* **Task goal**
How many lines in the records below contain "amazonaws"? Reply with the number alone.
[[ Exercise materials, beginning ]]
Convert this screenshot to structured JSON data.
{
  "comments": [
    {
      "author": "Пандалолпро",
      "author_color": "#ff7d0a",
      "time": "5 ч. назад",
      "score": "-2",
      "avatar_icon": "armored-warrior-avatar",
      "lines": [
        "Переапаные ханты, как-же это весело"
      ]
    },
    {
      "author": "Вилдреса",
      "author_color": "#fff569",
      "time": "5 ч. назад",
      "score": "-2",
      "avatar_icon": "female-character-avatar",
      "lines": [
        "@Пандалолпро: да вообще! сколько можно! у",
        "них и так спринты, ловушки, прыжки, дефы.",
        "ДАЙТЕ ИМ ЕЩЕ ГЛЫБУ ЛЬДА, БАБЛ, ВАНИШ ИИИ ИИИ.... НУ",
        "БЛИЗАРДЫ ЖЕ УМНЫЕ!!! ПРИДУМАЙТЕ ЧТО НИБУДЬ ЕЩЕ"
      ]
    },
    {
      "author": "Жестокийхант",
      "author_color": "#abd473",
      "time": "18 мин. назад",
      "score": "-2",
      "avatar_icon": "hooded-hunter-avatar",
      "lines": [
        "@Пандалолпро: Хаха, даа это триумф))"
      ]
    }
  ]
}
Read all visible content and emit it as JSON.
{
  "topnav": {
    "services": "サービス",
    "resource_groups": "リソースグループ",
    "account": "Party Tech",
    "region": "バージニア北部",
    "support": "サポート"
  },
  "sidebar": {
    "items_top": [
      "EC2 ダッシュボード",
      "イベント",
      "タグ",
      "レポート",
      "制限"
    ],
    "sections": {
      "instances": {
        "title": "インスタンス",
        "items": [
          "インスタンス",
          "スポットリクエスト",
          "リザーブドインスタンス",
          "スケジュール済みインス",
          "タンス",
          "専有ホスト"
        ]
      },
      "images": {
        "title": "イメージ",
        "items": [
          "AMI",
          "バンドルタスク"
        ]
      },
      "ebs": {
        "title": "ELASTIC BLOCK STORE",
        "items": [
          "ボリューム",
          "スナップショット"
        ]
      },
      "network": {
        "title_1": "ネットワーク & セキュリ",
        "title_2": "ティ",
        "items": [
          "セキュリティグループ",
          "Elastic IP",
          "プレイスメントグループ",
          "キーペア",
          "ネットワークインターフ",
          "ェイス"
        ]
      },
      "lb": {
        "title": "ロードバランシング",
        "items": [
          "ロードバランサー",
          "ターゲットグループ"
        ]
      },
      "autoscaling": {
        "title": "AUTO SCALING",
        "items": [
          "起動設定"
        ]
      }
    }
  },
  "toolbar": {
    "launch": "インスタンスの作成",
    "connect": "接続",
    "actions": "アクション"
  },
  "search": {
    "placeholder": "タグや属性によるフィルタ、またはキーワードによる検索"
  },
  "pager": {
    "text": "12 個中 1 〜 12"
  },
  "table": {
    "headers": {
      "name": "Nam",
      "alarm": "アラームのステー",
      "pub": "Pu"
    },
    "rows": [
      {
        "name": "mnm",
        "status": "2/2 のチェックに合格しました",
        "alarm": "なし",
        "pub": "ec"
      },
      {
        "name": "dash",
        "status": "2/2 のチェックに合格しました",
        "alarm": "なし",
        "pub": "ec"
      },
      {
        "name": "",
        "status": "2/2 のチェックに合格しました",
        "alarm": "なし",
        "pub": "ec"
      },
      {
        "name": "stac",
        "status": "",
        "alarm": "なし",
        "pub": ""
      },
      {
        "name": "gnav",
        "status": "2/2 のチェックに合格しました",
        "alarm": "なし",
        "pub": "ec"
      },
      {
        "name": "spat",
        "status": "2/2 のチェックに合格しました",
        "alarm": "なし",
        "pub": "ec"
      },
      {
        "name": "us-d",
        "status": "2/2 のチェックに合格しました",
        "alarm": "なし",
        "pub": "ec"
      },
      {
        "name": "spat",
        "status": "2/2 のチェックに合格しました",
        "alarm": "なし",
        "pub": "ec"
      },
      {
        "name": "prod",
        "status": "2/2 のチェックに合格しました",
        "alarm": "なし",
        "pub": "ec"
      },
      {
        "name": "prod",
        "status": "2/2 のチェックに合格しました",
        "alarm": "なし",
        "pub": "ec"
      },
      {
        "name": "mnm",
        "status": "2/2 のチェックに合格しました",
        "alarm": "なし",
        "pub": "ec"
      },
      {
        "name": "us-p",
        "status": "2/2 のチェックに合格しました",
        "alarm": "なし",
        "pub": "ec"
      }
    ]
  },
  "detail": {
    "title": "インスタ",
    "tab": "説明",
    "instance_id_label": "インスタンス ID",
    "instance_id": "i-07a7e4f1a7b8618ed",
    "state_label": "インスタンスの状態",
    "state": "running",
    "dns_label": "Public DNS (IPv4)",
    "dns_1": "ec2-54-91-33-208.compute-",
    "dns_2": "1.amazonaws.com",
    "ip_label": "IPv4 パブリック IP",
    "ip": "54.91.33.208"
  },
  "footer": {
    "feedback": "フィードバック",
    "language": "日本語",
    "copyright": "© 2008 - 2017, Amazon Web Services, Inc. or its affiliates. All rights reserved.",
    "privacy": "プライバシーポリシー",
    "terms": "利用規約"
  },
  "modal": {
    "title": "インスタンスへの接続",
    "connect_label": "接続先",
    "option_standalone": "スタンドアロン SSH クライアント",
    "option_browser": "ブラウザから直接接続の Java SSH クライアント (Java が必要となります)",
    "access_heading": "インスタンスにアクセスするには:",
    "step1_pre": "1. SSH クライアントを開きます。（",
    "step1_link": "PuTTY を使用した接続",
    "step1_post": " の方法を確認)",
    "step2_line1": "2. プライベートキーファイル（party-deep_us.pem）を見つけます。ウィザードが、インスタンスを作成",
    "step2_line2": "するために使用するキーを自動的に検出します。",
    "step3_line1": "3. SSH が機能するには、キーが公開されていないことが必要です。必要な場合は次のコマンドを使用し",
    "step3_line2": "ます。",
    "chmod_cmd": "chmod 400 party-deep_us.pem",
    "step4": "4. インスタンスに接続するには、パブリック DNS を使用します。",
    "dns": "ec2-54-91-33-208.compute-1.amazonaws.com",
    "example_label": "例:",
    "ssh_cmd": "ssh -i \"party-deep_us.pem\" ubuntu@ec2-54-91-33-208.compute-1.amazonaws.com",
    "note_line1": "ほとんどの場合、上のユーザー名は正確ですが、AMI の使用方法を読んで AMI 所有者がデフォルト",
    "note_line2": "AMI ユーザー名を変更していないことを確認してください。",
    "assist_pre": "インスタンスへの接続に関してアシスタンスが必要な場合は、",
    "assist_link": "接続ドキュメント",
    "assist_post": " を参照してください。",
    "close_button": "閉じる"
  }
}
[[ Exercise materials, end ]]
* **Task solution**
3